Exercise Motivation – How to put the oomph back into your exercise

“Strength does not come from physical capacity. It comes from an indomitable will.”

-Mahatma Gandhi

One definition of heaven for me is my ability to do what’s good for me without too much of an internal struggle. Exercise is a good example of this. Exercise makes you feel better, look better, and behave better with much less stress. Effective workouts have a long list of life-saving benefits in addition to quality-of-life benefits.

Still, how many people do you know that are quite aware of all these benefits and don’t exercise? Are you one of them?

If you are, don’t worry, so many people are in the same boat.

Exercise motivation could be the answer to what you’re missing. Exercise is not all about moving faster, having more endurance or lifting more weight. There is more to your ability to get to the gym or pull out the latest exercise equipment you purchased on TV from under your bed.

Here are some tips that help you focus on the motivation aspect of your exercise instead of the technical aspect of it. Sports psychology motivation should be a part of exercise routines for everyone, but it is reserved for the elite athletes.
These are ways to help you balance the internal struggle that keeps you from starting an exercise regiment or sticking with it.

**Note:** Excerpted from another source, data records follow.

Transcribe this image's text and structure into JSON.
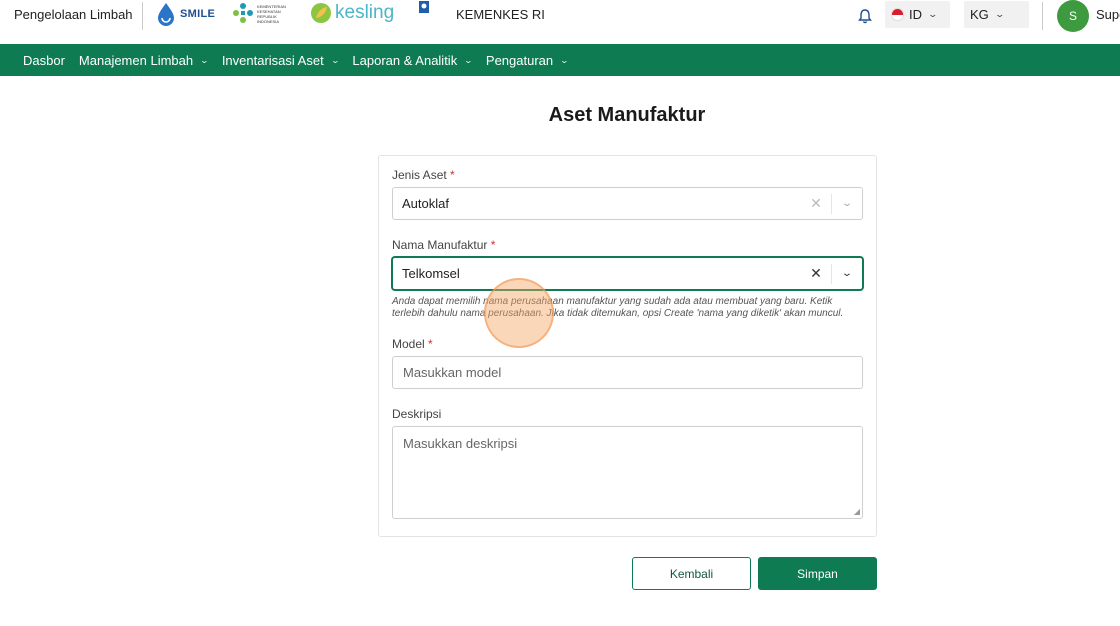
{
  "header": {
    "app_title": "Pengelolaan Limbah",
    "logos": {
      "smile": "SMILE",
      "kemenkes": "KEMENTERIAN KESEHATAN REPUBLIK INDONESIA",
      "kesling": "kesling"
    },
    "org_name": "KEMENKES RI",
    "language": "ID",
    "unit": "KG",
    "user_initial": "S",
    "user_name": "Supe"
  },
  "nav": {
    "items": [
      {
        "label": "Dasbor",
        "has_dropdown": false
      },
      {
        "label": "Manajemen Limbah",
        "has_dropdown": true
      },
      {
        "label": "Inventarisasi Aset",
        "has_dropdown": true
      },
      {
        "label": "Laporan & Analitik",
        "has_dropdown": true
      },
      {
        "label": "Pengaturan",
        "has_dropdown": true
      }
    ]
  },
  "page": {
    "title": "Aset Manufaktur"
  },
  "form": {
    "asset_type": {
      "label": "Jenis Aset",
      "required_mark": "*",
      "value": "Autoklaf"
    },
    "manufacturer": {
      "label": "Nama Manufaktur",
      "required_mark": "*",
      "value": "Telkomsel",
      "help": "Anda dapat memilih nama perusahaan manufaktur yang sudah ada atau membuat yang baru. Ketik terlebih dahulu nama perusahaan. Jika tidak ditemukan, opsi Create 'nama yang diketik' akan muncul."
    },
    "model": {
      "label": "Model",
      "required_mark": "*",
      "placeholder": "Masukkan model"
    },
    "description": {
      "label": "Deskripsi",
      "placeholder": "Masukkan deskripsi"
    },
    "back_label": "Kembali",
    "save_label": "Simpan"
  },
  "colors": {
    "brand_green": "#0e7b53",
    "avatar_green": "#3d9a3f",
    "required_red": "#d32f2f",
    "touch_indicator": "#f6a664"
  }
}
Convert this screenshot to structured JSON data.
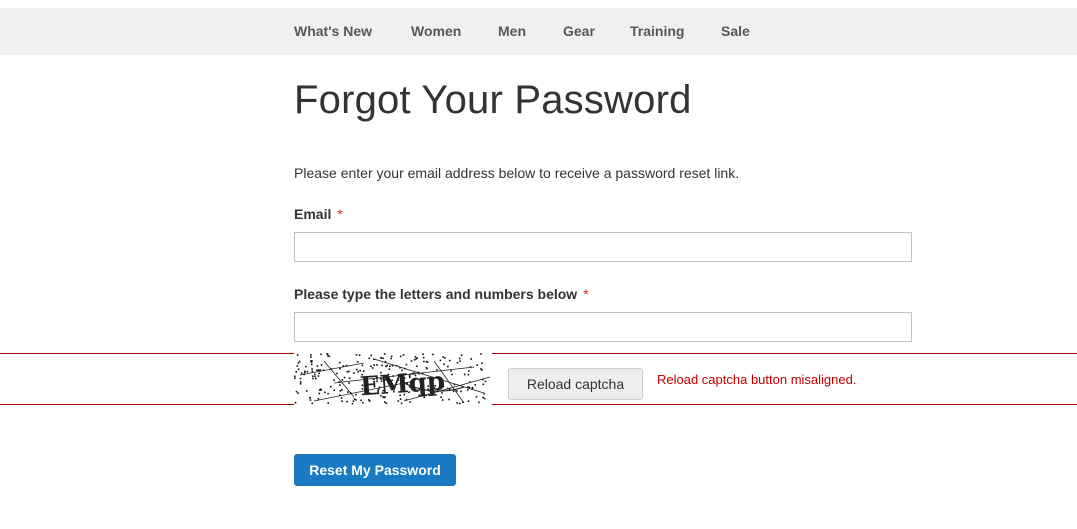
{
  "nav": {
    "items": [
      {
        "label": "What's New"
      },
      {
        "label": "Women"
      },
      {
        "label": "Men"
      },
      {
        "label": "Gear"
      },
      {
        "label": "Training"
      },
      {
        "label": "Sale"
      }
    ]
  },
  "page": {
    "title": "Forgot Your Password",
    "intro": "Please enter your email address below to receive a password reset link."
  },
  "form": {
    "email_label": "Email",
    "email_value": "",
    "captcha_label": "Please type the letters and numbers below",
    "captcha_value": "",
    "required_marker": "*",
    "captcha_text": "EMqp",
    "reload_label": "Reload captcha",
    "submit_label": "Reset My Password"
  },
  "annotation": {
    "text": "Reload captcha button misaligned.",
    "color": "#c00000"
  },
  "colors": {
    "primary": "#1979c3",
    "required": "#e02b27",
    "nav_bg": "#f0f0f0",
    "highlight_line": "#a40000"
  }
}
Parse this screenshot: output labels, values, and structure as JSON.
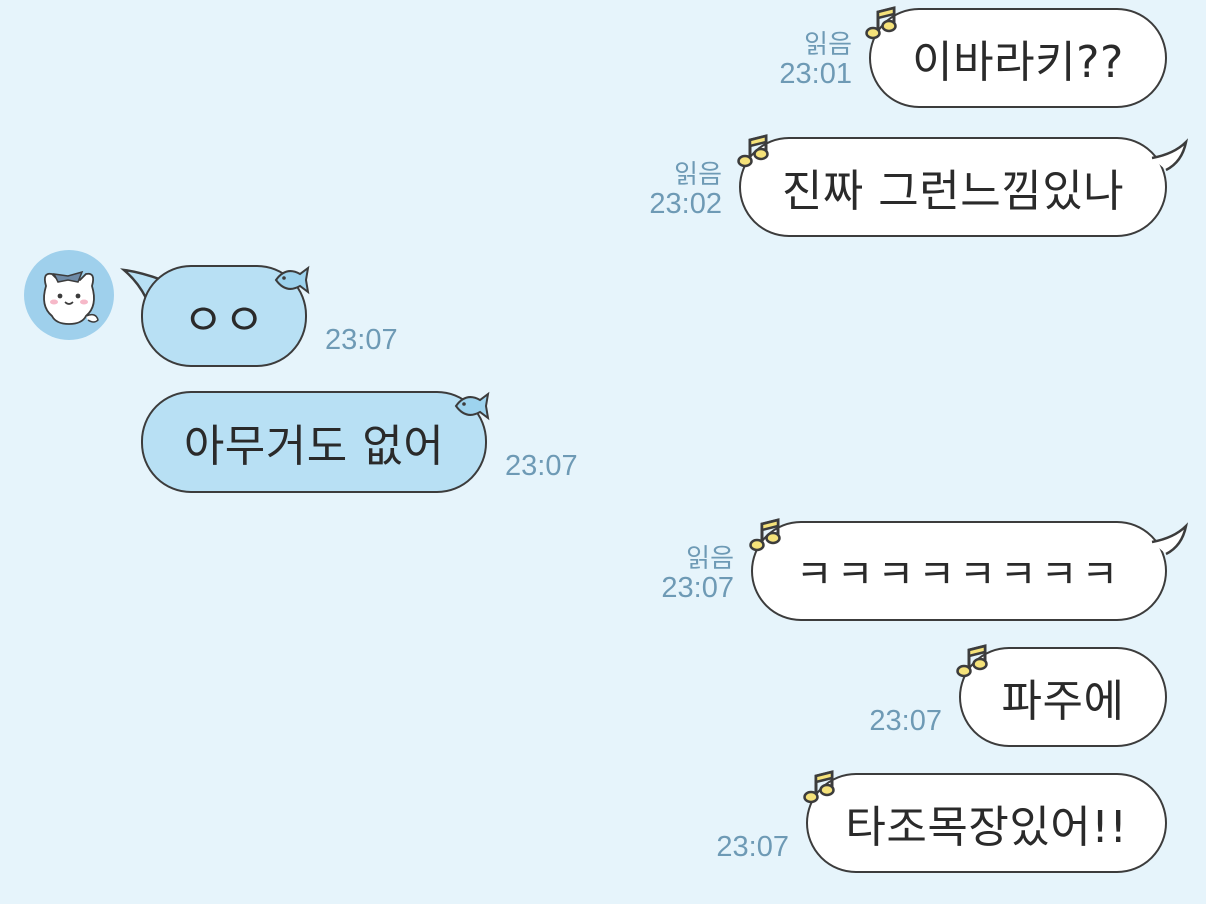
{
  "chat": {
    "messages": [
      {
        "side": "me",
        "text": "이바라키??",
        "read": "읽음",
        "time": "23:01"
      },
      {
        "side": "me",
        "text": "진짜 그런느낌있나",
        "read": "읽음",
        "time": "23:02"
      },
      {
        "side": "them",
        "text": "ㅇㅇ",
        "time": "23:07"
      },
      {
        "side": "them",
        "text": "아무거도 없어",
        "time": "23:07"
      },
      {
        "side": "me",
        "text": "ㅋㅋㅋㅋㅋㅋㅋㅋ",
        "read": "읽음",
        "time": "23:07"
      },
      {
        "side": "me",
        "text": "파주에",
        "time": "23:07"
      },
      {
        "side": "me",
        "text": "타조목장있어!!",
        "time": "23:07"
      }
    ]
  },
  "colors": {
    "background": "#e6f4fb",
    "my_bubble": "#ffffff",
    "their_bubble": "#b8e0f4",
    "timestamp": "#6e9ab5",
    "note_icon": "#f5e27a",
    "fish_icon": "#9dd3ee"
  },
  "icons": {
    "my_bubble_decoration": "music-note-icon",
    "their_bubble_decoration": "fish-icon",
    "avatar": "white-cat-character-avatar"
  }
}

Re-adjust your goal setting process

External events drive most of our activities. We set goals based on what we haven’t done. For example, a wedding or summer vacation approaches, and we try to meet a weight loss goal fast. Pretty soon, we become overwhelmed by the process we set and the way we set our goals. Then, we give up.

A more beneficial way to set goals to work on a process instead of results.

A process-oriented goal setting is something like this. “I’ll exercise for 20 minutes every other day for the next thirty days. That’s only 12 sessions. I can do it with one hand tied behind my back.”

Make it measurable

In addition to assigning a number of sessions per week that you can count, within that 20-minute find activities that you can measure and improve. For example, if part of your routine is to do squats, focus on going from two sets of ten repetitions to three sets of 12 repetitions. From there, you can increase your intensity but carrying some weights.

By measuring you create a path for progress that by itself could motivate you.

Shift your strength

I used a quotation from Mahatma Gandhi at the beginning of this article for a reason. Through his strength, he changed a nation and impacted the world. He did this with the physical body that borderlines on starvation.

You have strengths within you that no one else processes. Often we use the strengths within us toward a disadvantage. If we can observe greatness, we use it to see greatness in others and not ourselves. If we miss a day or two workouts wee focus our strength in feeling guilty.

Shift your strength and focus on the greatness you possess and your progress and forget everybody else. Shift your strength to the ability to let go instead of guilt.

Get involved get going

Everybody has up days and down days. It is difficult for everybody to be down at the same time and everybody to be up at the same time. A network that supports you and encourages you to stay on track can help you get through your down days. In my life, very few things have matched the power of an encouraging instructor and a supportive partner.

Remember that support should be uplifting an not a downer. You’re not looking for someone to nag you to death and point out your shortcomings to “motivate” you. You’re looking for someone who says, “You can do it, just one more rep.”

Plan, have fun, have variety

Most people don’t realize that having a plan is one of the easiest ways to have fun. You use the resources you have and are in a better position to manage events of the unexpected through planning. You use your strengths which are fun and gradually work on shoring up your weaknesses city can continue having fun. Through planning, you create their variety that is beneficial instead of random activities that would not produce any results.

Make it convenient enough

With busy schedules, a gym that is half an hour away might as well be on another planet. Exercise video that you can watch any time could make it easy to procrastinate.

Your needs are unique; you should make your ability to exercise convenient enough that you’re going to do it. A gym half an hour away with a partner may work better for you than exercise video at home that you want to use alone. It’s a matter of knowing yourself and being aware of your energy levels and what you are willing to do.

Remember with a little bit of creativity you can do a lot.

Have an end date

The idea that you’re going to do anything for the rest of your life causes unique challenges. Choosing to do something for one month or two makes it so much easier.

This does not mean that you end your exercise program in one month. It means that within one month you’re done with one part of it. You’ll get a chance to reward yourself, enjoy your accomplishments, reflect and plan the next phase.